Tech Blog

This is the week that was

by Retired Blogger on ‎12-05-2009 09:00 AM - last edited on ‎01-05-2010 02:48 PM by Administrator

gnews.jpgGoogle
Gears is going; HTML5 is in?
This week Google announced that it's going to stop developing Gears integration into their online application suite:
We're continuing to support Gears so that nothing breaks for sites that use it. But we expect developers to use HTML5 for these features moving forward as it's a standards-based approach that will be available across all browsers.
Gears is that cool technology that lets you take your work with you and use Google's online apps in an offline environment -- then sync. the changes when you connect online again.

Google wants to speed up the web
Got a slower website? Then you may not be ranked as high in the Google Search Engine Results Pages (SERPs) as you used to be. Google is going to be considering page load speed as a factor, and have launched a few tools to help you identify speed problems with your website:
This is a small step in our larger effort to make the web faster. Studies have repeatedly shownincreased user retention and activity, higher revenue and lower costs. Towards the goal of making every webpage load as fast as flipping the pages of a magazine, we have provided articles on best practices, active discussion forums and many tools to diagnose and fix speed issues.

Now we bring data and statistics specifically applicable to your site. On Site Performance, you'll find how fast your pages load, how they've fared over time, how your site's load time compares to that of other sites, examples of specific pages and their actual page load times, and Page Speed suggestions that can help reduce user-perceived latency. Our goal is to bring you specific and actionable speed information backed by data, so stay tuned for more of this in the future.

Google wants to know more
Public DNS, one of those arcane internet technologies that is absolutely essential, can now be obtained by Google. Future Shop TechbloggerTris Hussey wrote about it earlier this week and a great discussion developed in the comments:
Is this a good thing? That is a bigger, and stickier, question. If you control the DNS, you control where people go when they want to visit websites. There is implicit trust that DNS servers are genuine, which is why when they are compromised by hackers it's a huge deal.
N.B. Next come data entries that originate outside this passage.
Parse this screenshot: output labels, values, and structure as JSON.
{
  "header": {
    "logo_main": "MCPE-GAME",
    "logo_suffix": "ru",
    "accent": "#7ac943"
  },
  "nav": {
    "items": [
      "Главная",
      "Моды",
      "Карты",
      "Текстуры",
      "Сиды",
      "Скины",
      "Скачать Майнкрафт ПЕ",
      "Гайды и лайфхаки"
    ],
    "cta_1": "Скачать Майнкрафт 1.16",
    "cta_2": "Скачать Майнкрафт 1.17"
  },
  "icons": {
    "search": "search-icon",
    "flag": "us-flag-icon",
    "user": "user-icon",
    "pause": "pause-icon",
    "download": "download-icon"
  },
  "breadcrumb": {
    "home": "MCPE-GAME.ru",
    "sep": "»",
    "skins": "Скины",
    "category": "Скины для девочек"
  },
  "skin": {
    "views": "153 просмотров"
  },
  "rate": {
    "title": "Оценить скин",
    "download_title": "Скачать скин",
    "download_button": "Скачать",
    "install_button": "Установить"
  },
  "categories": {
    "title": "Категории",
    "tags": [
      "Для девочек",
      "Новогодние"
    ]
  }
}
So Google or OpenDNS could poison the DNS records to redirect people to a site different than what the site owners intend and you'd never know it. Would they? Probably not.


applelogo.jpgApple
Would-be Apple tablet competition's over before it begins
The CrunchPad - a super-thin tablet for light computing and web surfing - had huge promise, but it appears to have self-destructed on the launch pad, so to speak:
It was so close I could taste it. Two weeks ago we were ready to publicly launch the CrunchPad. The device was stable enough for a demo. It went hours without crashing. We could even let people play with the device themselves – the user interface was intuitive enough that people “got it” without any instructions. And the look of pure joy on the handful of outsiders who had used it made the nearly 1.5 year effort completely worth it.

Shockingly inexpensive -- the Apple Tablet?
Latest rumor on the Apple Tablet comes from the latest episode of Diggnation - and it looks like the price point will be highly competitive:
After pestering from Rose, Albrecht eventually conceded: "I was shocked at how cheap the price point is going to be." He declined to reveal anything further.

 
ms.jpgMicrosoft
Those black screens of death? They're not security patch related.
"The company has found those reports to be inaccurate and our comprehensive investigation has shown that none of the recently released updates are related to the behavior described in the reports," Christopher Budd, Microsoft's security response communications lead, said in a statement sent to seattlepi.com. "While we were not contacted by the organization who originally made these reports, we have proactively contacted them with our findings."


Bing!
Microsoft's search engine had a rough week, and was missing in action while it recovered:
Bing.com was down between about 6:30 and 7:00 PM Pacific Time on Dec 3, 2009. During this time, users were either unable to get to the site, or their queries were returning incomplete results page.

The cause of the outage was a configuration change during some internal testing that had unfortunate and unintended consequences.



Interesting Net Tech, Apps & Software

No such thing as a Bandwidth Hog?
Interesting read - a project that appears to debunk the theory proported by Internet Service Providers that Bandwidth Hogs ruin the internet experience ...
ISPs "claim that bandwidth hogs steal all the bandwidth and cause network congestion, and therefore their behavior harms all the other regular and peaceful law-abiding users," he writes. "And to add insult to injury, they pay the same price as the others! No, policing and rationing must be applied by the benevolent telco to protect the innocent. Unfortunately, to the best of our knowledge, the way that telcos identify the Bandwidth Hogs is not by monitoring if they cause unfair traffic congestion for other users. No, they just measure the total data downloaded per user, list the top 5 percent and call them hogs."






Your Turn
So, did I miss anything? What online story really got you going this week? Link to it in the comments!












Message Edited by Laura on 01-05-2010 02:48 PM

© 2011 Future Shop. All rights reserved. For personal, noncommercial use.